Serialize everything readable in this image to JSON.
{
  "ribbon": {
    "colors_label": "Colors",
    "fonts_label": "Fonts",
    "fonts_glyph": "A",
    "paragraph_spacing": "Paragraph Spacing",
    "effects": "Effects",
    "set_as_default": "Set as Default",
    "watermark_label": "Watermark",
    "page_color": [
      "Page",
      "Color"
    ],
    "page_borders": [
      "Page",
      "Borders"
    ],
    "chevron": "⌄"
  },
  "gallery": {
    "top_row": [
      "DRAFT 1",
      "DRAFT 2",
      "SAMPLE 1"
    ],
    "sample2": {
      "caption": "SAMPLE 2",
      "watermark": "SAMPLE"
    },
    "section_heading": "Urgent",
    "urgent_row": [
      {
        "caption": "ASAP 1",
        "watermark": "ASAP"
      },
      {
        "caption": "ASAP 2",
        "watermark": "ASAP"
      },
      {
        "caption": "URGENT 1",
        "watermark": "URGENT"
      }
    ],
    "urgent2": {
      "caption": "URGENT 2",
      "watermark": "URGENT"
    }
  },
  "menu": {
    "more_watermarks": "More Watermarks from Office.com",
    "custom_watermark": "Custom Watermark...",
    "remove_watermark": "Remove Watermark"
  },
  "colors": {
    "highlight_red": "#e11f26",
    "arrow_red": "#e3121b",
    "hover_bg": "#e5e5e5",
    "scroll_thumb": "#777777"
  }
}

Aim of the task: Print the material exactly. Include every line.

Result of the task:
Serialize everything readable in this image to JSON.
{
  "ribbon": {
    "colors_label": "Colors",
    "fonts_label": "Fonts",
    "fonts_glyph": "A",
    "paragraph_spacing": "Paragraph Spacing",
    "effects": "Effects",
    "set_as_default": "Set as Default",
    "watermark_label": "Watermark",
    "page_color": [
      "Page",
      "Color"
    ],
    "page_borders": [
      "Page",
      "Borders"
    ],
    "chevron": "⌄"
  },
  "gallery": {
    "top_row": [
      "DRAFT 1",
      "DRAFT 2",
      "SAMPLE 1"
    ],
    "sample2": {
      "caption": "SAMPLE 2",
      "watermark": "SAMPLE"
    },
    "section_heading": "Urgent",
    "urgent_row": [
      {
        "caption": "ASAP 1",
        "watermark": "ASAP"
      },
      {
        "caption": "ASAP 2",
        "watermark": "ASAP"
      },
      {
        "caption": "URGENT 1",
        "watermark": "URGENT"
      }
    ],
    "urgent2": {
      "caption": "URGENT 2",
      "watermark": "URGENT"
    }
  },
  "menu": {
    "more_watermarks": "More Watermarks from Office.com",
    "custom_watermark": "Custom Watermark...",
    "remove_watermark": "Remove Watermark"
  },
  "colors": {
    "highlight_red": "#e11f26",
    "arrow_red": "#e3121b",
    "hover_bg": "#e5e5e5",
    "scroll_thumb": "#777777"
  }
}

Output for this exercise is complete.